Public Health Threats as effects of Climate Change
Ebola, Lassa, and Zika were all discovered in Africa and two reemerged on the continent after several decades. One cannot but ask why now? Why a reemergence after decades? Why the rapid outburst of these diseases? Some of these answers lie in changing times; changing climate. Researchers have provided evidences of the links between changes in the climate and the outburst of public health threats.

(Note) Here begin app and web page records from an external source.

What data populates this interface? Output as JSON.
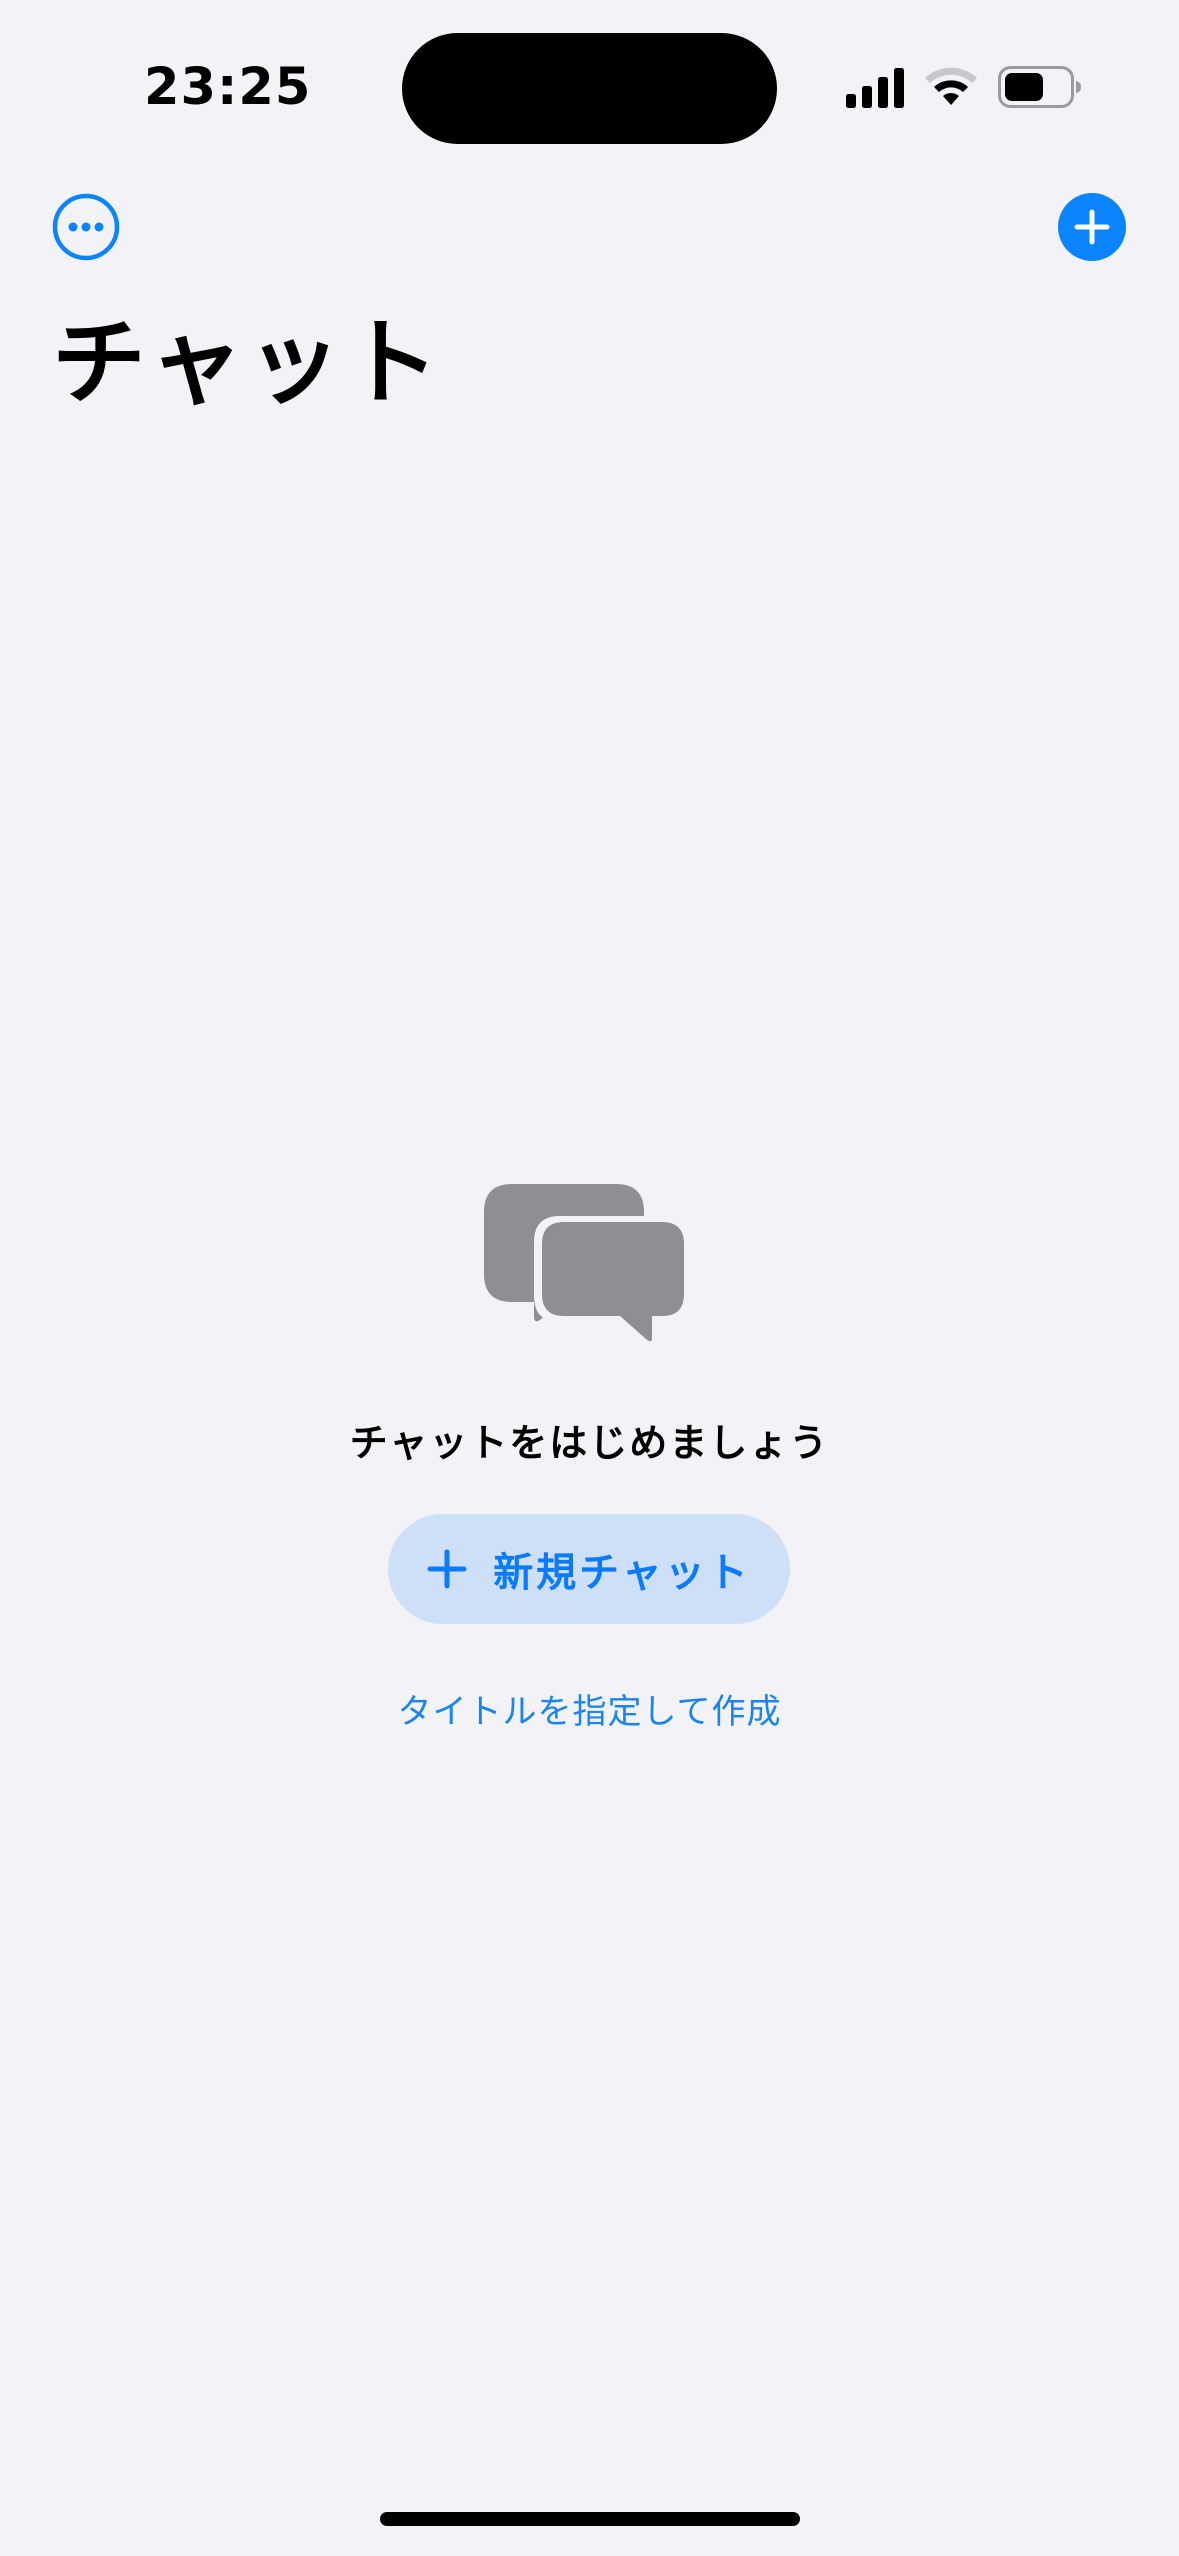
{
  "status_bar": {
    "time": "23:25"
  },
  "nav": {
    "more_icon": "ellipsis-circle-icon",
    "add_icon": "plus-circle-fill-icon",
    "accent": "#0A84FF"
  },
  "header": {
    "title": "チャット"
  },
  "empty_state": {
    "icon": "chat-bubbles-icon",
    "title": "チャットをはじめましょう",
    "new_chat_label": "新規チャット",
    "titled_link_label": "タイトルを指定して作成"
  },
  "colors": {
    "background": "#F2F2F7",
    "button_bg": "#CEE0F7",
    "icon_gray": "#8E8E93"
  }
}
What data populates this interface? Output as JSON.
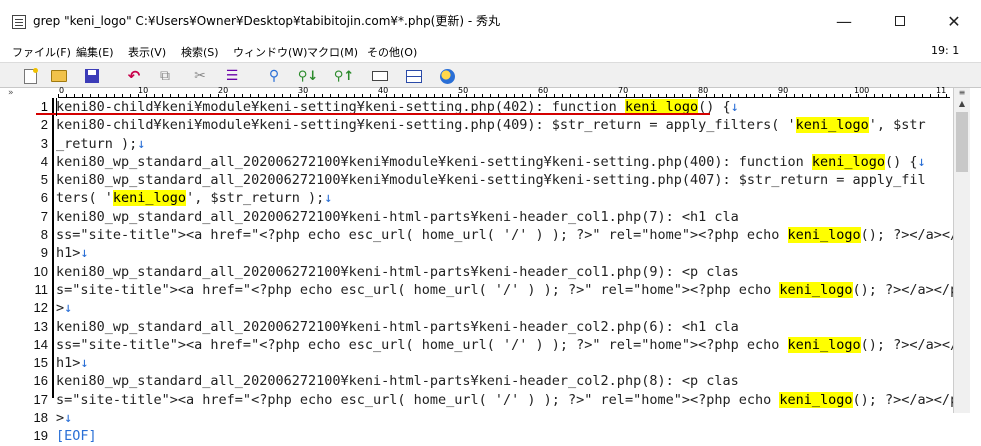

The effects of a changing climate such as droughts, heat waves, flood, changed rainfall patterns, to mention a few naturally drive wildlife such as the Ebola reservoirs; bats, chimpanzees, from their natural habitats to human environments which can be a plausible reason for the high rate of the Ebola virus in these past months. Furthermore, rodents have been studied to reproduce faster under influences of climate change as they respond quickly to changes in the environment, giving credibility to the present reemergence of the Lassa fever. Moreover, climate change means that hot/dry seasons will be hotter, drier, and longer; and it has been established that pests such as Mosquitoes (Zika carriers) thrive in hot environment because Larvae complete their life circles in hot weathers. 2014 was declared the hottest year in record, the year the first of these diseases reemerged (Ebola).

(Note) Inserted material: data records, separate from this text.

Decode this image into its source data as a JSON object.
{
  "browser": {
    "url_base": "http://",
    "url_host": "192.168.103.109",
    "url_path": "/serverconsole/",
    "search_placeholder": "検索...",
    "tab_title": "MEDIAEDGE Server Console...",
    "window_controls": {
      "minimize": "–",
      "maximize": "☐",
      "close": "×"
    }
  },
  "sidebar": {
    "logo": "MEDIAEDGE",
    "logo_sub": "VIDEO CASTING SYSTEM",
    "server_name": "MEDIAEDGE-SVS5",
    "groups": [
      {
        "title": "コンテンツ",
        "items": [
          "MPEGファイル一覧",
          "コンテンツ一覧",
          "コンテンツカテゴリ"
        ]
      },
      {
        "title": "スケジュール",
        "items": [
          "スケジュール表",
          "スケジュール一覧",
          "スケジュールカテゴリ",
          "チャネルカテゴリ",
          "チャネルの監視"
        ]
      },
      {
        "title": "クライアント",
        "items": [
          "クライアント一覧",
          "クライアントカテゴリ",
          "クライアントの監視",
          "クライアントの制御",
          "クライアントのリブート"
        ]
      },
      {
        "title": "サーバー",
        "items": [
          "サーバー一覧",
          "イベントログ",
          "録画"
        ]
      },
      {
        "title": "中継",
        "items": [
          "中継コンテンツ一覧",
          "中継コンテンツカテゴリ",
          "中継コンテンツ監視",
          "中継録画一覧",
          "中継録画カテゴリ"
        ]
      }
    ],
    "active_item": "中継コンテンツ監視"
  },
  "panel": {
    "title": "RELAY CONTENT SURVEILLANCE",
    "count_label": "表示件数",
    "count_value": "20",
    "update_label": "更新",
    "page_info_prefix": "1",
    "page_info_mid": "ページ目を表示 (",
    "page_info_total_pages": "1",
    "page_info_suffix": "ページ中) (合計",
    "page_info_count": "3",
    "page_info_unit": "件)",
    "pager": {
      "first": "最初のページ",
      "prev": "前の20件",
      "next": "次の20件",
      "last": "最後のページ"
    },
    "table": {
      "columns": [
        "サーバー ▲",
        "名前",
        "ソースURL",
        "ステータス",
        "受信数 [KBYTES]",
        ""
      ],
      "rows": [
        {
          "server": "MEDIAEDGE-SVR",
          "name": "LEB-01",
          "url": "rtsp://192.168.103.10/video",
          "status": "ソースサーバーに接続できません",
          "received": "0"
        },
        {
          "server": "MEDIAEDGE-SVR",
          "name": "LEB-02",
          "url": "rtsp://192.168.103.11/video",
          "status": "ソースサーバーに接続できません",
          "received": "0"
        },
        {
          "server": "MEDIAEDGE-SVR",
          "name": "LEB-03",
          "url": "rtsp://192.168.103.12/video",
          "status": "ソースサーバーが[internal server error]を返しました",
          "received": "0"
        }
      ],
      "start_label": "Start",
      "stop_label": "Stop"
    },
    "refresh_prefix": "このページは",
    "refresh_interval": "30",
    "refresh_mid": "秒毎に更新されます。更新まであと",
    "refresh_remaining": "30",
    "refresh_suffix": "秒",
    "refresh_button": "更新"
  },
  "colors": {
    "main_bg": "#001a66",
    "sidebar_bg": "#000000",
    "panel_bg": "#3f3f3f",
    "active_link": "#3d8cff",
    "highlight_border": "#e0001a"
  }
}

Though the rise of these three (3) life-threatening diseases raises some concern but what should be of uttermost concern is the possibility of more diseases — both old and new — rising in coming years. As environmental conditions keep heightening, there are higher risks and even more public health emergencies all around the world. WHO warns that a global temperature rise above 2degrees spells an increase in the number of people at the risk of malaria and this indirectly include Zika, Dengue, Chikungunya, and Yellow Fever, all from deadly Mosquitoes. More worrisome, in 2008, Wildlife Conservation Society (WCS) released a report on twelve (12) disease threats likely to worsen with climate change, with Ebola and Yellow Fever amongst; we can conveniently add the reoccurring and growing Lassa, Zika, and even the Dengue and Chikungunya, to the list.
What should be of concern to all and sundry in times like this is the fact that the reappearance of these life threatening diseases could just be a tip of iceberg to what public health threats that could surface if the changes in the climate get to risky levels.
Centre for Disease Control and Prevention (CDC) fact sheet
European Centre for Disease Control and Prevention (ECDC) 2016, Communicable Disease Threat Report, January 23, 2016
WHO (2016), Zika Virus: Microcephaly and Guillain Barre Syndrome Situation Report, February 19, 2016
World Health Organization (WHO) website